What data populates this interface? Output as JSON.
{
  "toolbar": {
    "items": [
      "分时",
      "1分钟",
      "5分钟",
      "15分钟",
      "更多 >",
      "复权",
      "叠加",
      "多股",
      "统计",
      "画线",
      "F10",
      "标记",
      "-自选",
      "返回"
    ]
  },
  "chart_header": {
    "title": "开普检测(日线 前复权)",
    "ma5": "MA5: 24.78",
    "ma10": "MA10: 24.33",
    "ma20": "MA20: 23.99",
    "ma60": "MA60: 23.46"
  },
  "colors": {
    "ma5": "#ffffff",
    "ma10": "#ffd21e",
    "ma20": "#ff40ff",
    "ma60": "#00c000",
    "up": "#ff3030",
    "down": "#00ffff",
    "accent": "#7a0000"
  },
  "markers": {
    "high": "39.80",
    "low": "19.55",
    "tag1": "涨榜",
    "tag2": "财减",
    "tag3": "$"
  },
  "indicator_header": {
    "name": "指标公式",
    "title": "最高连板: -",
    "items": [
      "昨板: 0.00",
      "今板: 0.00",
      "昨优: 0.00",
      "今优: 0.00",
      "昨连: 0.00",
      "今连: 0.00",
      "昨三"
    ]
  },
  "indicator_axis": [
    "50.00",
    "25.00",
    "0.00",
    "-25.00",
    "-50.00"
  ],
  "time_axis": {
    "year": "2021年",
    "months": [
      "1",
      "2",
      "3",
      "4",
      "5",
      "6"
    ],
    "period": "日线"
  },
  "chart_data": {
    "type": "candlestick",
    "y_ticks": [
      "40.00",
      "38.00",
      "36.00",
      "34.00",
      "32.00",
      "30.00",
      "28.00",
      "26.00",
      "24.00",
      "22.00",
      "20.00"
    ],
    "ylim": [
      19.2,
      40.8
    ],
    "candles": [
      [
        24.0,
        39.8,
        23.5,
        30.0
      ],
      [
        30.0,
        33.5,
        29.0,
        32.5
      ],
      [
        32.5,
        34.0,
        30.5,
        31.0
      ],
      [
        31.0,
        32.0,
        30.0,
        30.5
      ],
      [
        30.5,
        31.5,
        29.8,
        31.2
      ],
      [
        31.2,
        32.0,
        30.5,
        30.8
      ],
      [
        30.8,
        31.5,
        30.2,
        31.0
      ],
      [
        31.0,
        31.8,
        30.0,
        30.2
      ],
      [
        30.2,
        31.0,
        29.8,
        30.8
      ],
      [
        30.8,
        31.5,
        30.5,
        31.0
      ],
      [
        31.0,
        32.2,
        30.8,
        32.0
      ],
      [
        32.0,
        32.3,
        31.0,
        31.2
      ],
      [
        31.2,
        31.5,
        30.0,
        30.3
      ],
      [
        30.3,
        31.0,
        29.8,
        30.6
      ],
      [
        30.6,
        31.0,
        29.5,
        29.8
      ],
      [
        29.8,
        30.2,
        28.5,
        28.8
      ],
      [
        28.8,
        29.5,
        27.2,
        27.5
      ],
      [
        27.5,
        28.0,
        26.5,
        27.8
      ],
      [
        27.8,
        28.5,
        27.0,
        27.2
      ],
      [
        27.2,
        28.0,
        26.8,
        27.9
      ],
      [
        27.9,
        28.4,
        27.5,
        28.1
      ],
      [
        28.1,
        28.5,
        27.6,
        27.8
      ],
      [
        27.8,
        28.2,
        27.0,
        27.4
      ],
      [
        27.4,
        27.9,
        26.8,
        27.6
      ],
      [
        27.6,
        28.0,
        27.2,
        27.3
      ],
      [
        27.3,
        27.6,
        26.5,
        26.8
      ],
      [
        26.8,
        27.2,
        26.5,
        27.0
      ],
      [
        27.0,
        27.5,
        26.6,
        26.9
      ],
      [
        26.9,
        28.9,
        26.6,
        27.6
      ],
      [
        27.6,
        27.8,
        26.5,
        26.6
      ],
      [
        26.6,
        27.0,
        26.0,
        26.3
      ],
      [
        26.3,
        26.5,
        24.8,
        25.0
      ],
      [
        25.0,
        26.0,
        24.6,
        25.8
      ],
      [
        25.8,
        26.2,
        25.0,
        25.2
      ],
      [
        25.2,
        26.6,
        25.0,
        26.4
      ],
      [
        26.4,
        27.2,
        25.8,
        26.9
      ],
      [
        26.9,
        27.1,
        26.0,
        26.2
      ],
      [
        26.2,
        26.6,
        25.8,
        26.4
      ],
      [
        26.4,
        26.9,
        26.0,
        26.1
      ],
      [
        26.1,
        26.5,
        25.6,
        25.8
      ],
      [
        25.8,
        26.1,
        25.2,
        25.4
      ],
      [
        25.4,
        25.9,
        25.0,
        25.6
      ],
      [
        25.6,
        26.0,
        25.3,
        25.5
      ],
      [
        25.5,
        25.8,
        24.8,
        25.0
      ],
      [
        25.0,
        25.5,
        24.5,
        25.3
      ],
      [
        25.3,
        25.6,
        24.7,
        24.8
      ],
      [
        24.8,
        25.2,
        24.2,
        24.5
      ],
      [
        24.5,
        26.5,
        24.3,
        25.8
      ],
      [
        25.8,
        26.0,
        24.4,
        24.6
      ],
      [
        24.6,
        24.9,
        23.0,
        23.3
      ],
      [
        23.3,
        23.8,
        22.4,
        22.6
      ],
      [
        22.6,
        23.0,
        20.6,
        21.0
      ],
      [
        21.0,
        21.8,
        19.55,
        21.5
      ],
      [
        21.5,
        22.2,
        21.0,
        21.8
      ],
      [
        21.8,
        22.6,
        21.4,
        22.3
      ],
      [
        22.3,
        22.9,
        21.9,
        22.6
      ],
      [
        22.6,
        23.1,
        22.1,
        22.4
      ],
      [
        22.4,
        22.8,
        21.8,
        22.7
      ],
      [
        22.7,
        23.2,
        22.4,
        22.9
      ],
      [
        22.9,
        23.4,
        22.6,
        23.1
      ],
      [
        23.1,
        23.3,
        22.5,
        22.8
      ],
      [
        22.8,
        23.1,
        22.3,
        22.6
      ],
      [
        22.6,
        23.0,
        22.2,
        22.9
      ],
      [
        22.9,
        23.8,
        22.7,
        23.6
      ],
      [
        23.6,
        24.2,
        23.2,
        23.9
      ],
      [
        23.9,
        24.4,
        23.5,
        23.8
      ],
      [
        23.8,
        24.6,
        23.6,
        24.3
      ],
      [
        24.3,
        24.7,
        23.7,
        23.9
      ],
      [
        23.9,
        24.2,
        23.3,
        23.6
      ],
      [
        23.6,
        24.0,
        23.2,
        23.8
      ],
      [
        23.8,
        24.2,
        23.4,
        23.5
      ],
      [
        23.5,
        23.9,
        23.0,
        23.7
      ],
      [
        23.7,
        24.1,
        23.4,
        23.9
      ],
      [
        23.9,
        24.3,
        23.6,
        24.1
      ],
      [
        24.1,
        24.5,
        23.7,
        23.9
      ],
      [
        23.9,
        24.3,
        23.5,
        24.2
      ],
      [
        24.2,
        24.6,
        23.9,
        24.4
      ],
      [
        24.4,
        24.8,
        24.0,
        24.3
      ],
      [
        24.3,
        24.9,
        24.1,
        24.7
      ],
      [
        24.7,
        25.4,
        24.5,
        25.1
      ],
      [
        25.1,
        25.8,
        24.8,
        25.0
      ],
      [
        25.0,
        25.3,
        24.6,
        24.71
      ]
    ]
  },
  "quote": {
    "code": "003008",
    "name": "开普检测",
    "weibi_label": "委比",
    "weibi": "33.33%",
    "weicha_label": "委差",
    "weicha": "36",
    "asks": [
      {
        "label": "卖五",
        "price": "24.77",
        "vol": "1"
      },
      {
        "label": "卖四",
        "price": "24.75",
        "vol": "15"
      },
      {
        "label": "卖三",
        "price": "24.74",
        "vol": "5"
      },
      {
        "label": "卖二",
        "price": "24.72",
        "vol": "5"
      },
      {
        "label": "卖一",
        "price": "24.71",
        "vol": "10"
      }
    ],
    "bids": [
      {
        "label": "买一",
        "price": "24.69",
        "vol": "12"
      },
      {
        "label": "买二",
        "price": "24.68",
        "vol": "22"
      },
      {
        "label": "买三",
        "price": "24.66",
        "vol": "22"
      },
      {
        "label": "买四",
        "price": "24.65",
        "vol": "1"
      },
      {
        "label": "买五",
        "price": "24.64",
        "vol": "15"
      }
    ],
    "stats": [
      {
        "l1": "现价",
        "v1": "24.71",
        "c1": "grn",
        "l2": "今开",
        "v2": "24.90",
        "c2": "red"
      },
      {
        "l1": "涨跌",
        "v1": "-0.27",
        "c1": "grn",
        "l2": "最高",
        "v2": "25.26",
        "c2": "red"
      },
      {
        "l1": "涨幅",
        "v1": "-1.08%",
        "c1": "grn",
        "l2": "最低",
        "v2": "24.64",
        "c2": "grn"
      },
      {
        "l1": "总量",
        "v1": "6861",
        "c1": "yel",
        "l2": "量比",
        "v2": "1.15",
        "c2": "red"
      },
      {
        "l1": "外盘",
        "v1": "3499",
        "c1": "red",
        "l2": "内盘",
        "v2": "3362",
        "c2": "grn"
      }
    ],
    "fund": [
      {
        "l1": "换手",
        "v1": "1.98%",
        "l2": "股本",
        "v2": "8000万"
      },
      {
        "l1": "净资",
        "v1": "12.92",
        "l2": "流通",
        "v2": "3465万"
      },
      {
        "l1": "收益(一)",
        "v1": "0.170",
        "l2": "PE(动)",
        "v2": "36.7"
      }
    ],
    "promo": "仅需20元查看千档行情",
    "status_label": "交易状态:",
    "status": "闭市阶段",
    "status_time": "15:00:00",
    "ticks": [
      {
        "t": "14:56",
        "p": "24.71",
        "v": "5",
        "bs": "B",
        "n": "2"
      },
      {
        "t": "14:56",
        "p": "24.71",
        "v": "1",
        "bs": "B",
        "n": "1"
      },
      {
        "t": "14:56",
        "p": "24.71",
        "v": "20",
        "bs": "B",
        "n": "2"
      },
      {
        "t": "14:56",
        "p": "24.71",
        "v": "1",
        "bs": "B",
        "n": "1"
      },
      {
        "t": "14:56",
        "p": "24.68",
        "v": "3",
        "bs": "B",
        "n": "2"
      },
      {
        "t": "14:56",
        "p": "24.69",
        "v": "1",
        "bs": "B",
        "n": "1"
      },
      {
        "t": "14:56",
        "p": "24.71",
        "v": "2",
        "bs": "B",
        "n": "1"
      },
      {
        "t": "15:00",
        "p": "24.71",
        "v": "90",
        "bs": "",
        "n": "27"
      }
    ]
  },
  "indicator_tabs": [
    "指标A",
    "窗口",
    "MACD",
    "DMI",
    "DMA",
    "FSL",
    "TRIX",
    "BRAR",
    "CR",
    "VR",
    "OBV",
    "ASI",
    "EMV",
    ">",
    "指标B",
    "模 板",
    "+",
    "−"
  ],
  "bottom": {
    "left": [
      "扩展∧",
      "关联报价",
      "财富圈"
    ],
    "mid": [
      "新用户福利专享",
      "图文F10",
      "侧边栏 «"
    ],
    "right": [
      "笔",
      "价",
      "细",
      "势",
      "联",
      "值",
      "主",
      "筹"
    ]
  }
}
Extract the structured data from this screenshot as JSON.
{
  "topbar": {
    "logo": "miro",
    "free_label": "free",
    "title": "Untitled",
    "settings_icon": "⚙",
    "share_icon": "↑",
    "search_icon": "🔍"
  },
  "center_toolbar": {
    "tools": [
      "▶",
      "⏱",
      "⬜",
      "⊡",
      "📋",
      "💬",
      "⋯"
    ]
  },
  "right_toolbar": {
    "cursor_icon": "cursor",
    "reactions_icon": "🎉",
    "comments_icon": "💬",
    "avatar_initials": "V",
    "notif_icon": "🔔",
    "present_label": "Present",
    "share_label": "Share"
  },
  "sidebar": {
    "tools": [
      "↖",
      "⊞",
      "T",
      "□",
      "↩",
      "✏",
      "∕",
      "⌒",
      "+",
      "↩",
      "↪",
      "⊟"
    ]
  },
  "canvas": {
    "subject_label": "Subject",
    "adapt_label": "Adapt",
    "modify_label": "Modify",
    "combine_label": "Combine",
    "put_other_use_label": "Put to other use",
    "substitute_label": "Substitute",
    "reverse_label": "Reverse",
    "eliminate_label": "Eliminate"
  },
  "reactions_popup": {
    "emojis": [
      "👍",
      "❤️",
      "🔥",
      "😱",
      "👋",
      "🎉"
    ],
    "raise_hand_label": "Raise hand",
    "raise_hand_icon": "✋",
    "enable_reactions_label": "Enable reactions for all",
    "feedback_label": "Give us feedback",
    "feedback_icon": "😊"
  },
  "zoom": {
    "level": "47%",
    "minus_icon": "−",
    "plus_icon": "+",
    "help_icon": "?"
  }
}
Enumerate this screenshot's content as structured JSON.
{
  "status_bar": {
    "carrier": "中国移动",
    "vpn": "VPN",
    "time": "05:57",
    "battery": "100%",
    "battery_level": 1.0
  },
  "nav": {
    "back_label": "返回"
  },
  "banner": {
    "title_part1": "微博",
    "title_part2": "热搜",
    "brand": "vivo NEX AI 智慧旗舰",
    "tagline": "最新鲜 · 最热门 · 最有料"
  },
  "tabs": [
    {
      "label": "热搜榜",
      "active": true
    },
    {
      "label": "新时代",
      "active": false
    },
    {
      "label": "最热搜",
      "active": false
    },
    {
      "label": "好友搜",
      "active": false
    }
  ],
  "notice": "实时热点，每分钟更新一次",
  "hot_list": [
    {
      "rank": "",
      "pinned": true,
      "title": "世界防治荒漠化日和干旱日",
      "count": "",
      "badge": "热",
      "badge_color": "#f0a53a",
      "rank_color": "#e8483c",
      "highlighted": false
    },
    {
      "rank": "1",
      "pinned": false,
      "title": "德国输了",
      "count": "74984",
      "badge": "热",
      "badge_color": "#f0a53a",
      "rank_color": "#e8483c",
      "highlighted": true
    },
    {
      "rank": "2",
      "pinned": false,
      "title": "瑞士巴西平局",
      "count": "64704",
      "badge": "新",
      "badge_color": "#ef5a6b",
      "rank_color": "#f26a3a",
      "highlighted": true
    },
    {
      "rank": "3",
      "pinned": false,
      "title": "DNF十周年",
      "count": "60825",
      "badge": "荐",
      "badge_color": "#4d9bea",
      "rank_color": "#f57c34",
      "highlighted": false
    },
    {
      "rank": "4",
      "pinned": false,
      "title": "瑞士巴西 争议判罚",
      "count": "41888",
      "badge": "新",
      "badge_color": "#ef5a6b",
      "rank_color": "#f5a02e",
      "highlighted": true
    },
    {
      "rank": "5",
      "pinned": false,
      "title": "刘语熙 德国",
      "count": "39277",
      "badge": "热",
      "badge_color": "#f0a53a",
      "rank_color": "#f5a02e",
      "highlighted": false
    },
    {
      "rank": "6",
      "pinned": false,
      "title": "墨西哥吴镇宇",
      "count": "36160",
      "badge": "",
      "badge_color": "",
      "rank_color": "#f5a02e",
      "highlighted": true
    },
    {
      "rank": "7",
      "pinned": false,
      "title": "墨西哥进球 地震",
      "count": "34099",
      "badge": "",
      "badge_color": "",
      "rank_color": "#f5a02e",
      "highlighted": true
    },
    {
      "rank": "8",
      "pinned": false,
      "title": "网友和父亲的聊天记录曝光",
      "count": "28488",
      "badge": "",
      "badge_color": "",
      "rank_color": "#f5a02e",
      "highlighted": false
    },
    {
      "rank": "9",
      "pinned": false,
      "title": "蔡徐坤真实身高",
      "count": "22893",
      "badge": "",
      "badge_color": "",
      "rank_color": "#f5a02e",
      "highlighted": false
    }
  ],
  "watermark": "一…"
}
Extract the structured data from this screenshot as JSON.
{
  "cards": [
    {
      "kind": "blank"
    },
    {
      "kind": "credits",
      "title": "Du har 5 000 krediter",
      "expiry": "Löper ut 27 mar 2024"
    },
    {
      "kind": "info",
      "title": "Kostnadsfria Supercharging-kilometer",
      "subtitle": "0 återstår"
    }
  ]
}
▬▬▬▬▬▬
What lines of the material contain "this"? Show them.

■ Solved problem
What data populates this interface? Output as JSON.
Extract the structured data from this screenshot as JSON.
Enumerate this screenshot's content as structured JSON.
Extract the structured data from this screenshot as JSON.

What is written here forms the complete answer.